Much of MBP was involved in heavy fighting during World War II. A Japanese fleet, despatched from Rabaul to capture Port Moresby, was turned back in the Coral Sea battle in May 1942. In July, the Japanese landed troops on the north coast of Papua; these were turned back in September after they had nearly reached Port Moresby along the Kokoda Trail. Late in August the Japanese landed troops on the shores of Milne Bay. In two weeks of heavy fighting, the Japanese were defeated by Australian infantry, supported by RAAF aircraft. It was the first decisive Allied defeat of Japanese troops in a land battle. There was considerable loss of life and damage to food gardens and plantations.
Things to see
Around Alotau: The town and its busy harbour are spectacularly sited on the edge of Milne Bay. For good views climb the hill behind the town. Handcrafts, mostly from the Trobriand Islands, are available at the Masurina Business Centre and Lodge.
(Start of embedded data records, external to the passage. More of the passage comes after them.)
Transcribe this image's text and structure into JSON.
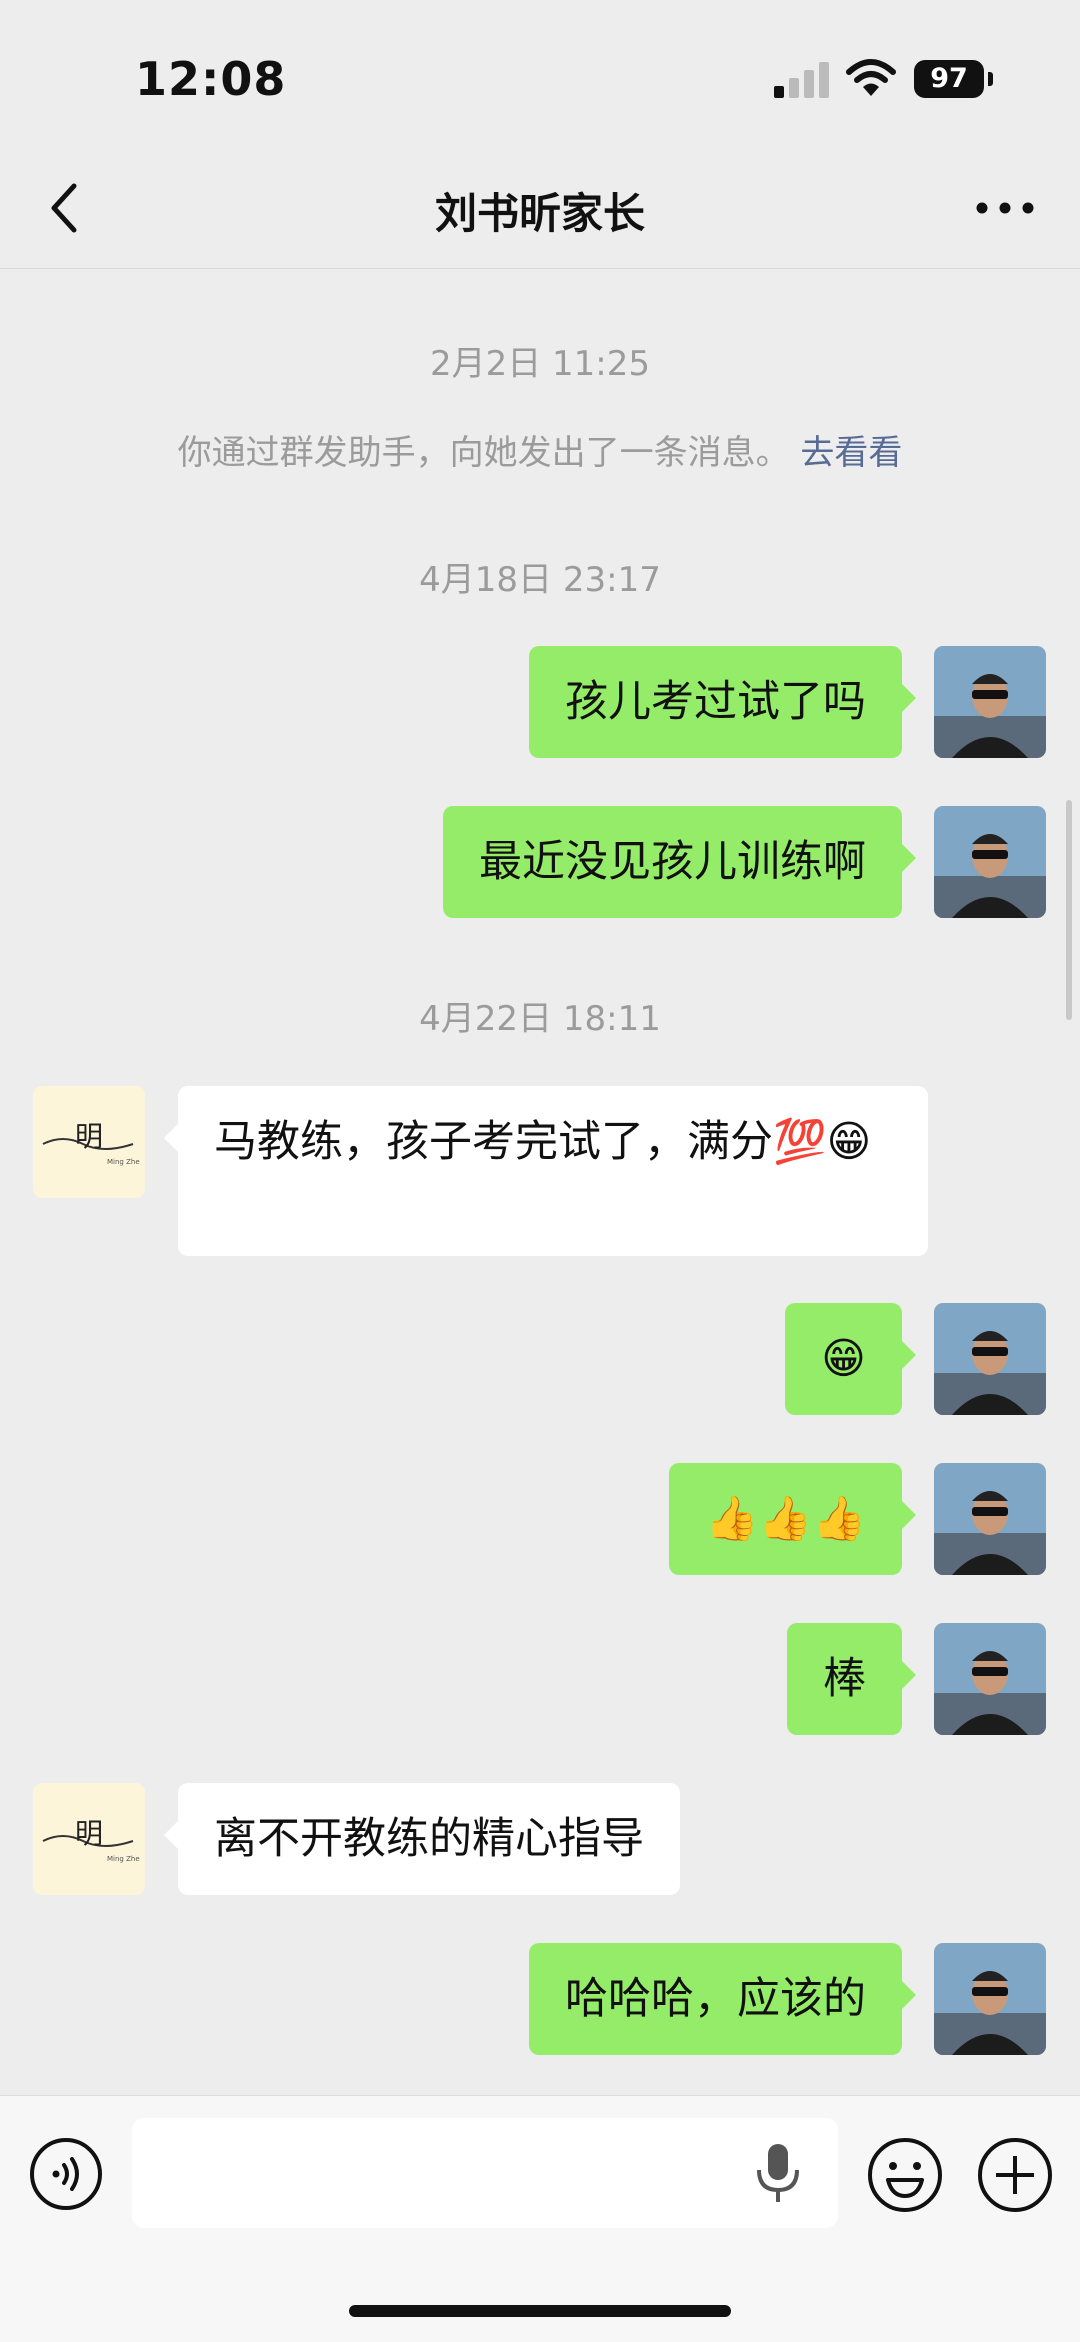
{
  "status_bar": {
    "time": "12:08",
    "battery": "97"
  },
  "nav": {
    "title": "刘书昕家长"
  },
  "timestamps": [
    "2月2日 11:25",
    "4月18日 23:17",
    "4月22日 18:11"
  ],
  "system_notice": {
    "text": "你通过群发助手，向她发出了一条消息。",
    "link": "去看看"
  },
  "messages": [
    {
      "sender": "me",
      "text": "孩儿考过试了吗"
    },
    {
      "sender": "me",
      "text": "最近没见孩儿训练啊"
    },
    {
      "sender": "them",
      "text": "马教练，孩子考完试了，满分💯😁"
    },
    {
      "sender": "me",
      "text": "😁"
    },
    {
      "sender": "me",
      "text": "👍👍👍"
    },
    {
      "sender": "me",
      "text": "棒"
    },
    {
      "sender": "them",
      "text": "离不开教练的精心指导"
    },
    {
      "sender": "me",
      "text": "哈哈哈，应该的"
    }
  ],
  "contact_avatar_text": {
    "main": "明",
    "small": "Ming Zhe"
  },
  "input": {
    "value": "",
    "placeholder": ""
  },
  "colors": {
    "my_bubble": "#95ec69",
    "their_bubble": "#ffffff",
    "background": "#ededed",
    "link": "#576b95"
  },
  "icons": [
    "back-icon",
    "more-icon",
    "voice-icon",
    "mic-icon",
    "emoji-icon",
    "plus-icon"
  ]
}
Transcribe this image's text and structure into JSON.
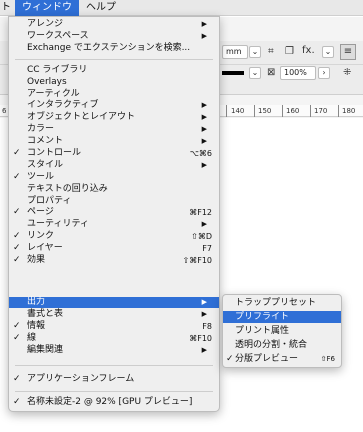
{
  "menubar": {
    "items": [
      {
        "label": "ト"
      },
      {
        "label": "ウィンドウ"
      },
      {
        "label": "ヘルプ"
      }
    ]
  },
  "background": {
    "unit_field": "mm",
    "zoom_field": "100%",
    "fx_label": "fx.",
    "ruler_ticks": [
      "140",
      "150",
      "160",
      "170",
      "180"
    ],
    "ruler_left_tick": "6"
  },
  "menu": {
    "items": [
      {
        "label": "アレンジ",
        "submenu": true
      },
      {
        "label": "ワークスペース",
        "submenu": true
      },
      {
        "label": "Exchange でエクステンションを検索..."
      },
      {
        "label": "CC ライブラリ"
      },
      {
        "label": "Overlays"
      },
      {
        "label": "アーティクル"
      },
      {
        "label": "インタラクティブ",
        "submenu": true
      },
      {
        "label": "オブジェクトとレイアウト",
        "submenu": true
      },
      {
        "label": "カラー",
        "submenu": true
      },
      {
        "label": "コメント",
        "submenu": true
      },
      {
        "label": "コントロール",
        "checked": true,
        "shortcut": "⌥⌘6"
      },
      {
        "label": "スタイル",
        "submenu": true
      },
      {
        "label": "ツール",
        "checked": true
      },
      {
        "label": "テキストの回り込み"
      },
      {
        "label": "プロパティ"
      },
      {
        "label": "ページ",
        "checked": true,
        "shortcut": "⌘F12"
      },
      {
        "label": "ユーティリティ",
        "submenu": true
      },
      {
        "label": "リンク",
        "checked": true,
        "shortcut": "⇧⌘D"
      },
      {
        "label": "レイヤー",
        "checked": true,
        "shortcut": "F7"
      },
      {
        "label": "効果",
        "checked": true,
        "shortcut": "⇧⌘F10"
      },
      {
        "label": "出力",
        "submenu": true,
        "highlighted": true
      },
      {
        "label": "書式と表",
        "submenu": true
      },
      {
        "label": "情報",
        "checked": true,
        "shortcut": "F8"
      },
      {
        "label": "線",
        "checked": true,
        "shortcut": "⌘F10"
      },
      {
        "label": "編集関連",
        "submenu": true
      },
      {
        "label": "アプリケーションフレーム",
        "checked": true
      },
      {
        "label": "名称未設定-2 @ 92% [GPU プレビュー]",
        "checked": true
      }
    ],
    "check_glyph": "✓",
    "arrow_glyph": "▶"
  },
  "submenu": {
    "items": [
      {
        "label": "トラッププリセット"
      },
      {
        "label": "プリフライト",
        "highlighted": true
      },
      {
        "label": "プリント属性"
      },
      {
        "label": "透明の分割・統合"
      },
      {
        "label": "分版プレビュー",
        "checked": true,
        "shortcut": "⇧F6"
      }
    ]
  },
  "colors": {
    "highlight": "#2f6fd6",
    "menu_bg": "#efefef"
  }
}
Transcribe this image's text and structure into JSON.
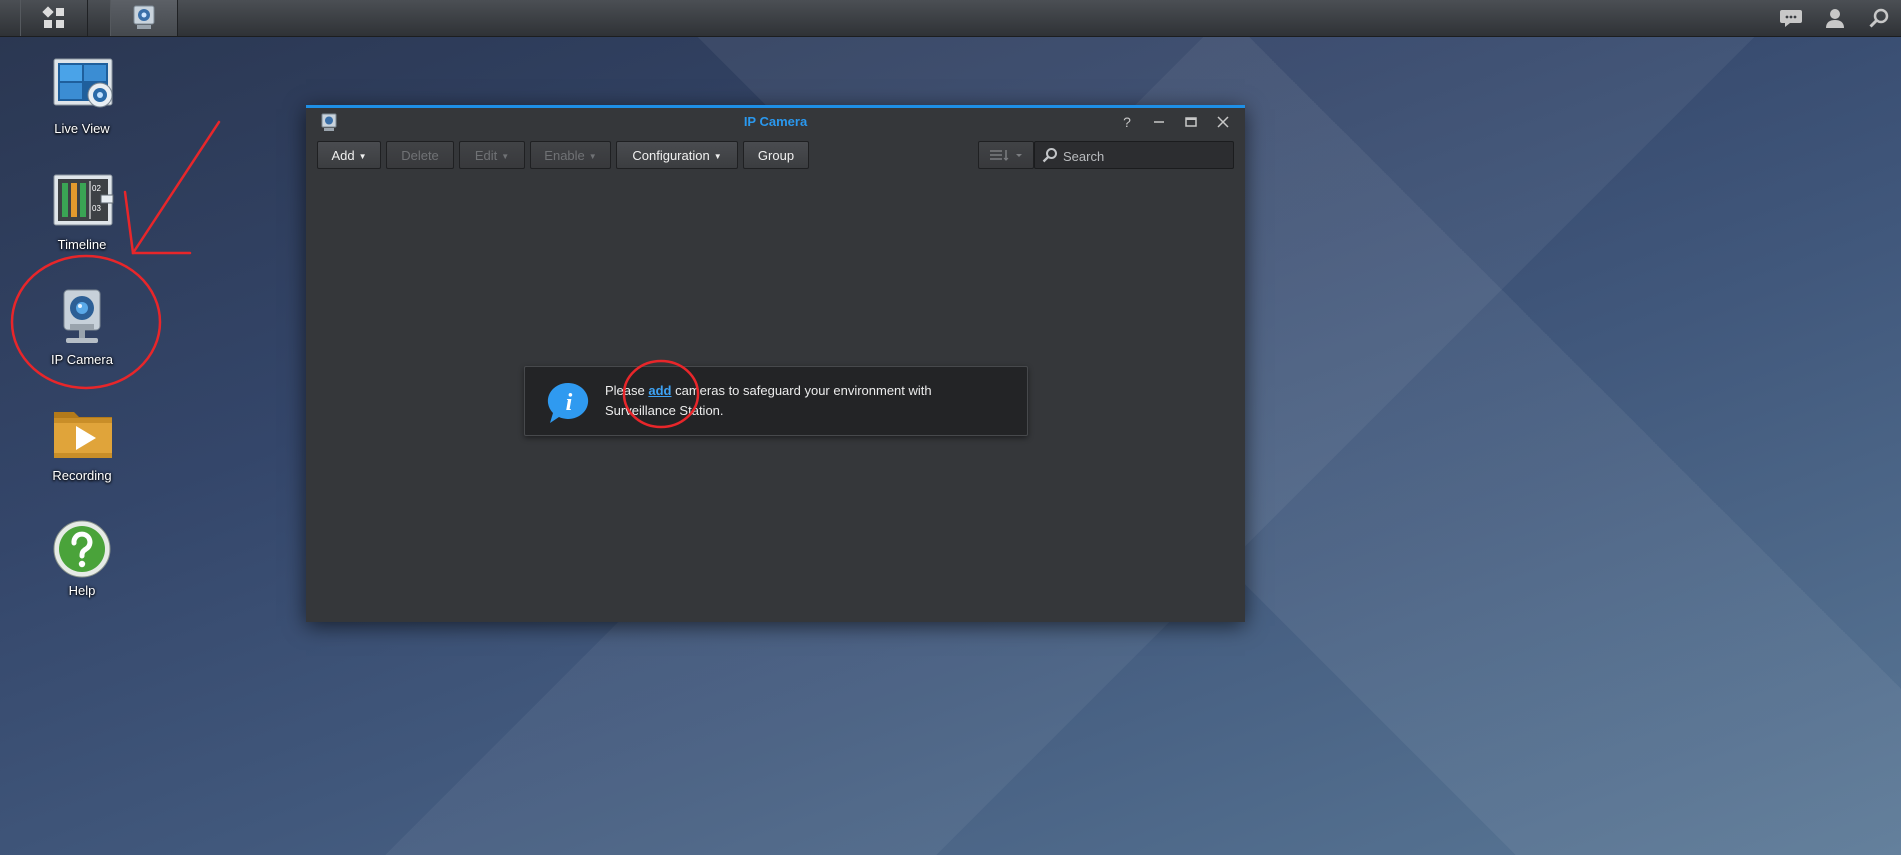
{
  "desktop": {
    "icons": [
      {
        "label": "Live View"
      },
      {
        "label": "Timeline"
      },
      {
        "label": "IP Camera"
      },
      {
        "label": "Recording"
      },
      {
        "label": "Help"
      }
    ],
    "timeline_marks": [
      "02",
      "03"
    ]
  },
  "window": {
    "title": "IP Camera",
    "help_glyph": "?",
    "toolbar": {
      "add": "Add",
      "delete": "Delete",
      "edit": "Edit",
      "enable": "Enable",
      "configuration": "Configuration",
      "group": "Group"
    },
    "search": {
      "placeholder": "Search"
    },
    "message": {
      "prefix": "Please ",
      "link": "add",
      "suffix": " cameras to safeguard your environment with Surveillance Station.",
      "info_glyph": "i"
    }
  },
  "annotation_color": "#e8262a",
  "accent_color": "#1e8fe6"
}
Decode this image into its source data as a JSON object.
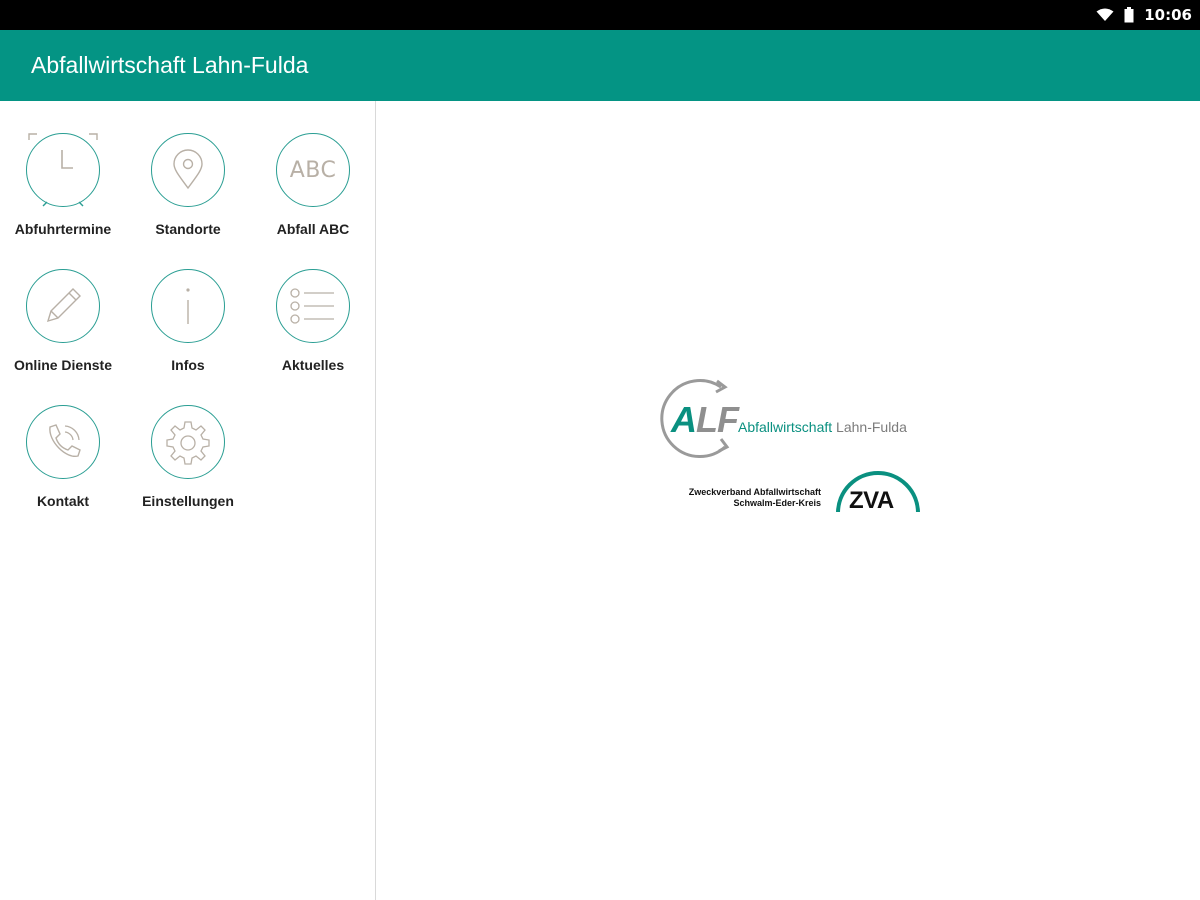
{
  "status_bar": {
    "time": "10:06",
    "icons": [
      "wifi-icon",
      "battery-icon"
    ]
  },
  "app_bar": {
    "title": "Abfallwirtschaft Lahn-Fulda",
    "color": "#049484"
  },
  "menu": {
    "items": [
      {
        "id": "abfuhrtermine",
        "label": "Abfuhrtermine",
        "icon": "alarm-clock-icon"
      },
      {
        "id": "standorte",
        "label": "Standorte",
        "icon": "location-pin-icon"
      },
      {
        "id": "abfall-abc",
        "label": "Abfall ABC",
        "icon": "abc-icon",
        "icon_text": "ABC"
      },
      {
        "id": "online-dienste",
        "label": "Online Dienste",
        "icon": "pencil-icon"
      },
      {
        "id": "infos",
        "label": "Infos",
        "icon": "info-icon"
      },
      {
        "id": "aktuelles",
        "label": "Aktuelles",
        "icon": "list-icon"
      },
      {
        "id": "kontakt",
        "label": "Kontakt",
        "icon": "phone-icon"
      },
      {
        "id": "einstellungen",
        "label": "Einstellungen",
        "icon": "gear-icon"
      }
    ]
  },
  "logos": {
    "alf": {
      "letter_a": "A",
      "letters_lf": "LF",
      "name_part1": "Abfallwirtschaft",
      "name_part2": " Lahn-Fulda"
    },
    "zva": {
      "line1": "Zweckverband Abfallwirtschaft",
      "line2": "Schwalm-Eder-Kreis",
      "badge": "ZVA"
    }
  }
}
Samarai & the China Strait: The 24ha Samarai Island was the provincial headquarters until 1968. There are guesthouses here or you can stay on other nearby islands. All have good beaches and reefs and some have walking trails.
D’Entrecasteaux Islands: The largest in the group is Fergusson Island which has thermal areas with hot springs and bubbling mud pools. Salamo has guesthouses and there are plenty of good walks. The district headquarters is at Esa’ala on Normanby Island, at the entrance to the spectacular Dobu Passage. Reefs close to town are good for snorkelling.
Trobriands: The low-lying ‘Trobes’ are famous for their huge yam gardens and tribal rituals. Beautifully carved bowls, walking sticks and fish are another hallmark of these islands. Losuia, on the biggest island Kiriwina, has village stays and visits to freshwater holes and burial caves.
Things to do
Diving: Places to dive are innumerable in Milne Bay and around the islands and are best enjoyed from a live-aboard dive boat. Snorkelling and diving at East Cape with fantastic beaches and scenery en route to the cape are beautiful.
Cruising: Local based live-aboard dive boats offer charters to the Milne Bay Islands.
Island Hopping: Airlines PNG does a regular ‘milk run’ around the islands and is a good way to see some remote places in a short time. Starships boat does weekly runs to various islands from Alotau.
Walking/trekking: The Wedau area on the north coast offers walks and the Cape Vogel area has bush trails and waterfalls to explore from the Bogaboga Guesthouse.
Birdwatching: Milne Bay is good for birding. Over 700 species of birds found in Papua New Guinea of which 269 are found in Milne Bay. Contact the Milne Bay Visitors Bureau Ph: +675 641 1503, or email [email protected] or organise a tour through your hotel.